# Task requirements:
Whenever a line in the material below contains "description", copy that line.

====== Study material

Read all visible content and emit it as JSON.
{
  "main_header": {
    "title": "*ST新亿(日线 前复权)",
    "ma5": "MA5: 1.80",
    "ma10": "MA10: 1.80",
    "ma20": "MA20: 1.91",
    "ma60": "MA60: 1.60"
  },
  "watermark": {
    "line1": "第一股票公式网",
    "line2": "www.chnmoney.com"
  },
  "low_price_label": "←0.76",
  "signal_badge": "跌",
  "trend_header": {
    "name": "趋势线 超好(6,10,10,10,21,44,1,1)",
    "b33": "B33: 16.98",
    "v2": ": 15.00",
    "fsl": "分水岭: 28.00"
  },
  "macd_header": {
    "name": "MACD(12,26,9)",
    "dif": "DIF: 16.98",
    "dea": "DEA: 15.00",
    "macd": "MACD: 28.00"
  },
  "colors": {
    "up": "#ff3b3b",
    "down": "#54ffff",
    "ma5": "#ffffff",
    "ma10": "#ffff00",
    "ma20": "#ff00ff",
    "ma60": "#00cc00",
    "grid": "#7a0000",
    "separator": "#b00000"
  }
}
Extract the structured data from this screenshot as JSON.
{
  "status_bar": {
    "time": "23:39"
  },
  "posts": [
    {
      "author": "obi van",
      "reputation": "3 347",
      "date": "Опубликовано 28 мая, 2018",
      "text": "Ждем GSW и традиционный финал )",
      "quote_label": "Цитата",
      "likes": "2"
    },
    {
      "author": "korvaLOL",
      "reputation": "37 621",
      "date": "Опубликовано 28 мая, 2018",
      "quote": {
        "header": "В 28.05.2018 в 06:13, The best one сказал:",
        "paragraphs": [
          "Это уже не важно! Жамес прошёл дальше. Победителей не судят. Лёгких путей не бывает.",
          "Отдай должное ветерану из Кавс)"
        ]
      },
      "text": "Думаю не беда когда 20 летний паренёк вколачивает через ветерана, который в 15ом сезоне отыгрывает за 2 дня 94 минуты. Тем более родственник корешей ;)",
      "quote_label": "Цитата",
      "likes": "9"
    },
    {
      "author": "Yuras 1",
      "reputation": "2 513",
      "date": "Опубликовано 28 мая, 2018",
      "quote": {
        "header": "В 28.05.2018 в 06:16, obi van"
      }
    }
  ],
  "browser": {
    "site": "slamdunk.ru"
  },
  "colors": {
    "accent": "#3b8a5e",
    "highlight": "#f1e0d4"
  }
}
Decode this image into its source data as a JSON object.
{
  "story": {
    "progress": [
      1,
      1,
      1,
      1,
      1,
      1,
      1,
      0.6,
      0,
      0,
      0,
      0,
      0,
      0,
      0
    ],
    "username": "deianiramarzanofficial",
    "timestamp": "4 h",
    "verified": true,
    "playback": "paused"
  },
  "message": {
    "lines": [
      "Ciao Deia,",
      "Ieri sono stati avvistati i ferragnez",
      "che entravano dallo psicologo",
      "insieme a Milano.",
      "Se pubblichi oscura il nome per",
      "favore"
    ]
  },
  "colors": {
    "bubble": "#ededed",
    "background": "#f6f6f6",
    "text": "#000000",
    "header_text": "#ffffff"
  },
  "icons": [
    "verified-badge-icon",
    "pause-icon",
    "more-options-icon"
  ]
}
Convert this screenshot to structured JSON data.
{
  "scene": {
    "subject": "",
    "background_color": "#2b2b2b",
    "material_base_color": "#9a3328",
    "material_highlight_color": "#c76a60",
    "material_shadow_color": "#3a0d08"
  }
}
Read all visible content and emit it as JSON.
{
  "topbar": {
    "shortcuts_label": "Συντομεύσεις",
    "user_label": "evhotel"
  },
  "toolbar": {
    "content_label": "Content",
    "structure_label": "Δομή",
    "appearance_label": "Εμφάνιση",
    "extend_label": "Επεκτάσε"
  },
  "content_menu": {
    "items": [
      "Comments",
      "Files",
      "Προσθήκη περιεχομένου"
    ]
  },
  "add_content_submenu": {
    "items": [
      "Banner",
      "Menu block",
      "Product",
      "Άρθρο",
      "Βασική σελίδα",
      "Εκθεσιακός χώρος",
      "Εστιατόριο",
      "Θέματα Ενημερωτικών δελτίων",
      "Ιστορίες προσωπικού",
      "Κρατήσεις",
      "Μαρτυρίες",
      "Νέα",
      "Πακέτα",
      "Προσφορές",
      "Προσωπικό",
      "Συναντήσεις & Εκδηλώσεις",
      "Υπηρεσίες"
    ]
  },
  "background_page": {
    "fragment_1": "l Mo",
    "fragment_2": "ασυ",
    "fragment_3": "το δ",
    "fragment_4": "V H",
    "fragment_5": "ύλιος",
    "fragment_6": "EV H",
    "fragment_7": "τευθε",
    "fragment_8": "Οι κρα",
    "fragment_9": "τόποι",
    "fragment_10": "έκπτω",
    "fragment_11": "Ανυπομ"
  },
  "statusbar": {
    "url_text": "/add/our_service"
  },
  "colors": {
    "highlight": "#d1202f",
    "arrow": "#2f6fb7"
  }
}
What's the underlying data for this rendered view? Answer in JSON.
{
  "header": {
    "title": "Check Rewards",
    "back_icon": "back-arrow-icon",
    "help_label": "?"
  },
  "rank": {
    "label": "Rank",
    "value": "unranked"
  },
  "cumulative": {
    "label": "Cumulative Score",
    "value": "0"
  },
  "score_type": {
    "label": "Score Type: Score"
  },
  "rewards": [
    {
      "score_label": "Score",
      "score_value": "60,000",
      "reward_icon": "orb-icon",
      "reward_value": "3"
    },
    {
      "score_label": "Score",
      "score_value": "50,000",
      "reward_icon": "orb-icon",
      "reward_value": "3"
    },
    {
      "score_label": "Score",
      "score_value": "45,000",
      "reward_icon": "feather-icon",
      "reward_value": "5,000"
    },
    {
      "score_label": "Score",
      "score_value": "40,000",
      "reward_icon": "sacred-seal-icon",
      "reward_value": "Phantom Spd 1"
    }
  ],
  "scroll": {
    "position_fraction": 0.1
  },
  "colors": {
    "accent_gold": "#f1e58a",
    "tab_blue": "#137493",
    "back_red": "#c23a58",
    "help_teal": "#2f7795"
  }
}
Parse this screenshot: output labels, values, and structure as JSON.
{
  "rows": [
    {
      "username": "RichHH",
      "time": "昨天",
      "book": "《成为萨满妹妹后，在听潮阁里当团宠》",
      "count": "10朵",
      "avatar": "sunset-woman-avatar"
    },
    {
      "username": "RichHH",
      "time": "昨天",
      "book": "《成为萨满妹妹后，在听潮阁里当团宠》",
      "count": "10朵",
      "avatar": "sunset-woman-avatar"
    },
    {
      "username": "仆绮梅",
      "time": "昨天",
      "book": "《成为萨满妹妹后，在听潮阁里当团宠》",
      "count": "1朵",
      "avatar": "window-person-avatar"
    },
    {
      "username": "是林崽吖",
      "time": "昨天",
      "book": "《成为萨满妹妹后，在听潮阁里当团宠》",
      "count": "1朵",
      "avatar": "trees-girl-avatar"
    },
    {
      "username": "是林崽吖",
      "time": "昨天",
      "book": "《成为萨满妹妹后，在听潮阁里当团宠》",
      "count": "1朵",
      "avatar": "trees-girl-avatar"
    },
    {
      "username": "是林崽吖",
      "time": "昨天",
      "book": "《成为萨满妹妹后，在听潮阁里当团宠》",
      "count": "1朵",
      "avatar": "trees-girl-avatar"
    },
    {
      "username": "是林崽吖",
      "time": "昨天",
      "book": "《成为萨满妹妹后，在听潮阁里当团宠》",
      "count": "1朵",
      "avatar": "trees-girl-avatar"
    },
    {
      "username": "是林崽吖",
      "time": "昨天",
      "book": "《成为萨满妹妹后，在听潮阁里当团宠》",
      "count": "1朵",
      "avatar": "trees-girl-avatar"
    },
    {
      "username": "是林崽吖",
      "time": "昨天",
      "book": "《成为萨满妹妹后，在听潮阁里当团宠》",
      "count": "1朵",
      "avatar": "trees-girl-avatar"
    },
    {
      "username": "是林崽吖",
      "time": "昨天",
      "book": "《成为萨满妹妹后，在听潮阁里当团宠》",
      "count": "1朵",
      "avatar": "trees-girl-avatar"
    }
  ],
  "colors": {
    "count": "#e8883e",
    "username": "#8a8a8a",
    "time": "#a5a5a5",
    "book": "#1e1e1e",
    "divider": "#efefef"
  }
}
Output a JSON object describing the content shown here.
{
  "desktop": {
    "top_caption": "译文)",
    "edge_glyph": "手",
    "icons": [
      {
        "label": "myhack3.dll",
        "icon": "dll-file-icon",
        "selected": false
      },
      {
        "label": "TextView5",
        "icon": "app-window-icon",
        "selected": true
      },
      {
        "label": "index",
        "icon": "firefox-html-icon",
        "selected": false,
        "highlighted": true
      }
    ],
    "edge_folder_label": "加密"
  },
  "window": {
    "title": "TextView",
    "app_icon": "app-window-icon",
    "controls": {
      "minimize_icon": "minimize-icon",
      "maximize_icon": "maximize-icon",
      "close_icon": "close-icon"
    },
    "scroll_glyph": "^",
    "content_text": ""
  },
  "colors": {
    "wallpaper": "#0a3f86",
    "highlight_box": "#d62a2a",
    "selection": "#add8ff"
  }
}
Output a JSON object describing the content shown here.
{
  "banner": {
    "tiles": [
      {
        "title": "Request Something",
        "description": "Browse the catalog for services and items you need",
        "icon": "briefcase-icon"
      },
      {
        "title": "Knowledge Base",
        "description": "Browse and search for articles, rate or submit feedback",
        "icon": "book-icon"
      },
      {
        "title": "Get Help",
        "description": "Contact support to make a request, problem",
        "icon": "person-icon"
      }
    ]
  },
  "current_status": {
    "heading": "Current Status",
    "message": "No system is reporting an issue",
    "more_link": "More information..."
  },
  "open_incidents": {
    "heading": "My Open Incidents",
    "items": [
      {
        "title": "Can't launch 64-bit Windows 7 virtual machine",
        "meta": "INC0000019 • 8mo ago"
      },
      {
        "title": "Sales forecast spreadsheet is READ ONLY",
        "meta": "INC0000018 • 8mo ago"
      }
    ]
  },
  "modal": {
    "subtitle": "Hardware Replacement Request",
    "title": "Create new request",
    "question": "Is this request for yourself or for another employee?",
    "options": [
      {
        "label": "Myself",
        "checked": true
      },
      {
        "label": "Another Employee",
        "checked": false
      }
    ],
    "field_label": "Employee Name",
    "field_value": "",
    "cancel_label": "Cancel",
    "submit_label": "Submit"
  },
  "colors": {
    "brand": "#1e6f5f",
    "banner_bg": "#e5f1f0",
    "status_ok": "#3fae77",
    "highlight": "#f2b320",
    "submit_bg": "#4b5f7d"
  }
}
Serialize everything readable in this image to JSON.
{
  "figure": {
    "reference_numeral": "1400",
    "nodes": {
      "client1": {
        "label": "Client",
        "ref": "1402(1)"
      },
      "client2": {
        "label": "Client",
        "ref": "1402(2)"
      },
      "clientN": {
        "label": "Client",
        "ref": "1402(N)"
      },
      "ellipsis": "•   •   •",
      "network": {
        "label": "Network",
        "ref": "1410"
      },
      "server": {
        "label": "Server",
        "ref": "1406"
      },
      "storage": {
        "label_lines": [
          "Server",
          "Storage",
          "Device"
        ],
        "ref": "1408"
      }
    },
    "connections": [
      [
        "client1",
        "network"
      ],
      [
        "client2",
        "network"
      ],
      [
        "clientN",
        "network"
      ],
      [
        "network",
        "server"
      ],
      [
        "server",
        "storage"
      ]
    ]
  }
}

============

# Result:
        "description": "Browse the catalog for services and items you need",
        "description": "Browse and search for articles, rate or submit feedback",
        "description": "Contact support to make a request, problem",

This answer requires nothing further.